Due to the fact they lived such different lives to our own, it is perilously easy to dismiss our medieval cousins as having absolutely nothing in common with modern Britons. The stock image of austere fanatics flagellating themselves and butchering their heretical neighbours has been so ingrained in our historical bloodstream that it has survived relatively unscathed across the centuries. Of course our ancestors liked to make sex jokes and get drunk just as much as we do - a fact bawdily conveyed by this new adaptation of The Canterbury Tales.
The range of personalities on the stage at once immediately puts paid to the old assumption that medieval society could be neatly divided into a tiny minority of nobles and a seething mass of anonymous peasants. From the sleazy pardoner who makes a living selling dubious religious relics to the monk who found God after assaulting his wife, the whole vivid canvas of 14th century life is on display here.

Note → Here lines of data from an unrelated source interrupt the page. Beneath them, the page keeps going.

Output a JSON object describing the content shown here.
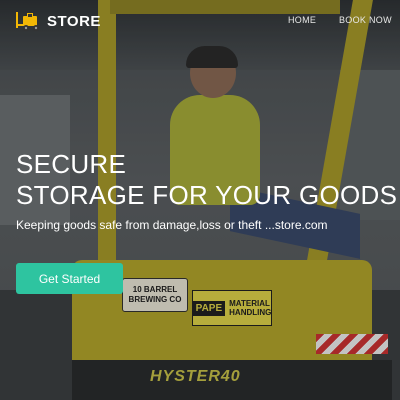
{
  "nav": {
    "brand": "STORE",
    "logo_icon": "forklift-icon",
    "links": [
      {
        "label": "HOME"
      },
      {
        "label": "BOOK NOW"
      }
    ]
  },
  "hero": {
    "title_line1": "SECURE",
    "title_line2": "STORAGE FOR YOUR GOODS",
    "tagline": "Keeping goods safe from damage,loss or theft ...store.com",
    "cta_label": "Get Started"
  },
  "photo": {
    "sign_label": "10 BARREL BREWING CO",
    "sign_pape": "PAPE",
    "sign_pape_sub": "MATERIAL HANDLING",
    "forklift_brand": "HYSTER40"
  },
  "colors": {
    "accent": "#2ec4a0",
    "text": "#ffffff"
  }
}
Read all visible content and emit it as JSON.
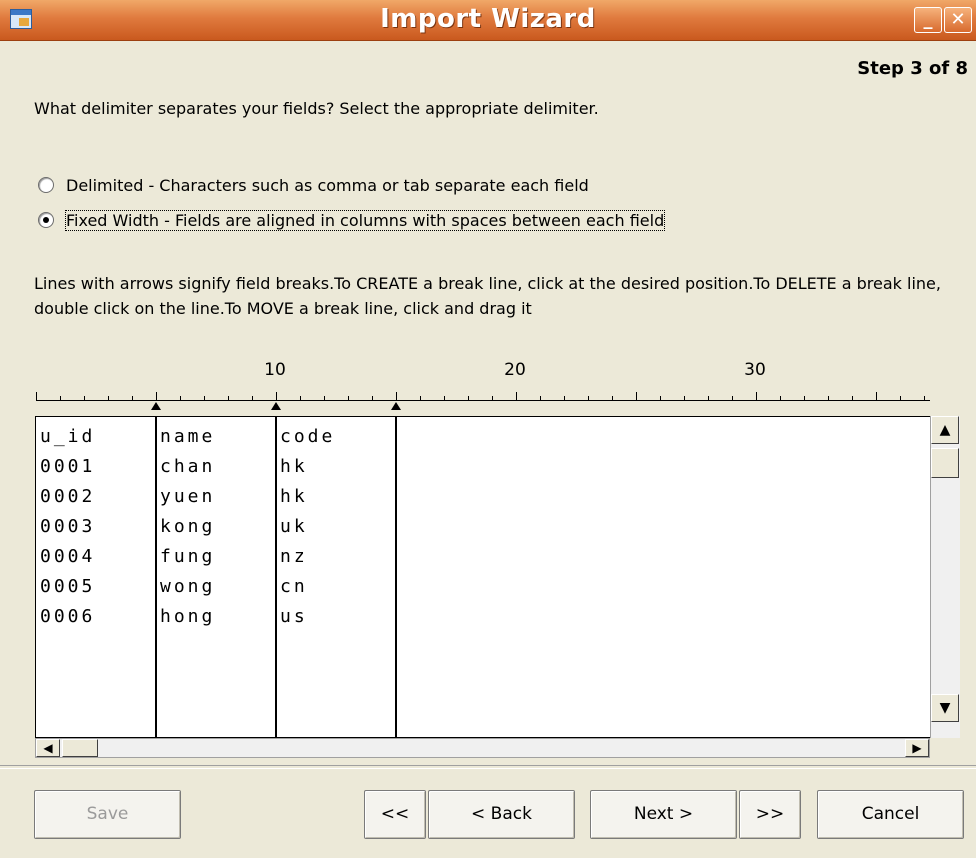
{
  "window": {
    "title": "Import Wizard",
    "minimize_glyph": "_",
    "close_glyph": "✕",
    "app_icon": "import-wizard-icon"
  },
  "step_label": "Step 3 of 8",
  "question": "What delimiter separates your fields? Select the appropriate delimiter.",
  "options": [
    {
      "label": "Delimited - Characters such as comma or tab separate each field",
      "selected": false
    },
    {
      "label": "Fixed Width - Fields are aligned in columns with spaces between each field",
      "selected": true
    }
  ],
  "instructions": "Lines with arrows signify field breaks.To CREATE a break line, click at the desired position.To DELETE a break line, double click on the line.To MOVE a break line, click and drag it",
  "ruler": {
    "labels": [
      "10",
      "20",
      "30"
    ]
  },
  "preview": {
    "columns": [
      [
        "u_id",
        "0001",
        "0002",
        "0003",
        "0004",
        "0005",
        "0006"
      ],
      [
        "name",
        "chan",
        "yuen",
        "kong",
        "fung",
        "wong",
        "hong"
      ],
      [
        "code",
        "hk",
        "hk",
        "uk",
        "nz",
        "cn",
        "us"
      ]
    ]
  },
  "scrollbars": {
    "up": "▲",
    "down": "▼",
    "left": "◀",
    "right": "▶"
  },
  "buttons": {
    "save": "Save",
    "first": "<<",
    "back": "< Back",
    "next": "Next >",
    "last": ">>",
    "cancel": "Cancel"
  },
  "colors": {
    "titlebar": "#e07a3e",
    "background": "#ece9d8"
  }
}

This is quite an achievement considering the Lancaster Offshoots had an hour to not only introduce all these characters but also give them enough time to tell their respective tales. The cast cleverly hint at the personalities of the pilgrims by their mannerisms and reception by other characters, allowing the audience to fill in the gaps. This prevented the number of people on stage from becoming overwhelming while still allowing for a significant amount of subtlety. Even when a character wasn't directly involved in the action, they were still full of energy - playing chess or drinking ale - bestowing the show with a gruff, dynamic quality.
The rowdy chatter of the pilgrims was occasionally halted by out-of-scene commentary from Geoffrey Chaucer himself. Dressed in a suave modern suit and delivering his lines in rhyming couplets, Chaucer remained deliberately aloof from the vulgar banter of the other pilgrims. With everything else going on, his interludes provided a welcome change of pace.

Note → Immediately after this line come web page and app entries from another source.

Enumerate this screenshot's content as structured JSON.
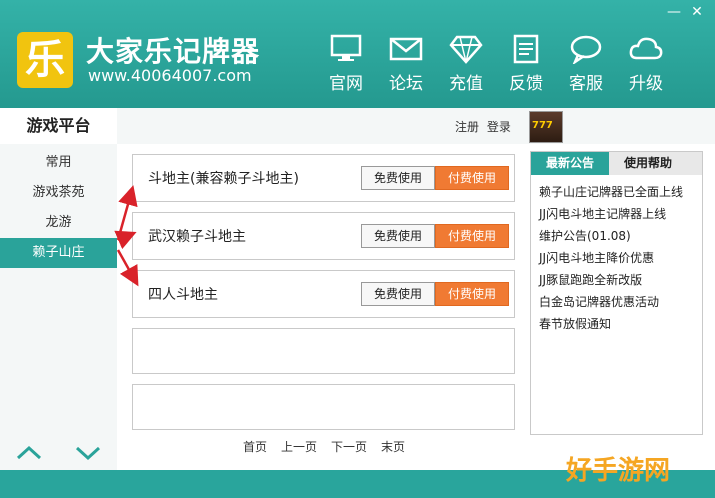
{
  "app": {
    "logo_char": "乐",
    "title": "大家乐记牌器",
    "url": "www.40064007.com"
  },
  "window_controls": {
    "minimize": "—",
    "close": "✕"
  },
  "nav": [
    {
      "label": "官网",
      "icon": "monitor-icon"
    },
    {
      "label": "论坛",
      "icon": "envelope-icon"
    },
    {
      "label": "充值",
      "icon": "diamond-icon"
    },
    {
      "label": "反馈",
      "icon": "document-icon"
    },
    {
      "label": "客服",
      "icon": "chat-bubble-icon"
    },
    {
      "label": "升级",
      "icon": "cloud-icon"
    }
  ],
  "sidebar": {
    "title": "游戏平台",
    "items": [
      {
        "label": "常用"
      },
      {
        "label": "游戏茶苑"
      },
      {
        "label": "龙游"
      },
      {
        "label": "赖子山庄",
        "active": true
      }
    ]
  },
  "auth": {
    "register": "注册",
    "login": "登录"
  },
  "games": [
    {
      "name": "斗地主(兼容赖子斗地主)",
      "free": "免费使用",
      "paid": "付费使用"
    },
    {
      "name": "武汉赖子斗地主",
      "free": "免费使用",
      "paid": "付费使用"
    },
    {
      "name": "四人斗地主",
      "free": "免费使用",
      "paid": "付费使用"
    }
  ],
  "pager": {
    "first": "首页",
    "prev": "上一页",
    "next": "下一页",
    "last": "末页"
  },
  "right_tabs": {
    "news": "最新公告",
    "help": "使用帮助"
  },
  "news": [
    "赖子山庄记牌器已全面上线",
    "JJ闪电斗地主记牌器上线",
    "维护公告(01.08)",
    "JJ闪电斗地主降价优惠",
    "JJ豚鼠跑跑全新改版",
    "白金岛记牌器优惠活动",
    "春节放假通知"
  ],
  "watermark": "好手游网",
  "colors": {
    "teal": "#2aa39a",
    "orange": "#f07a33",
    "arrow_red": "#d9222a",
    "logo_yellow": "#f1c40f"
  }
}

The excellent acting and lusty storytelling ensure that this version of The Canterbury Tales lives up to the high standards set by Chaucer's masterpiece. Go along and you might be surprised at how little we've changed from the 14th century. Don't worry - there's not a hint of flagellation in sight.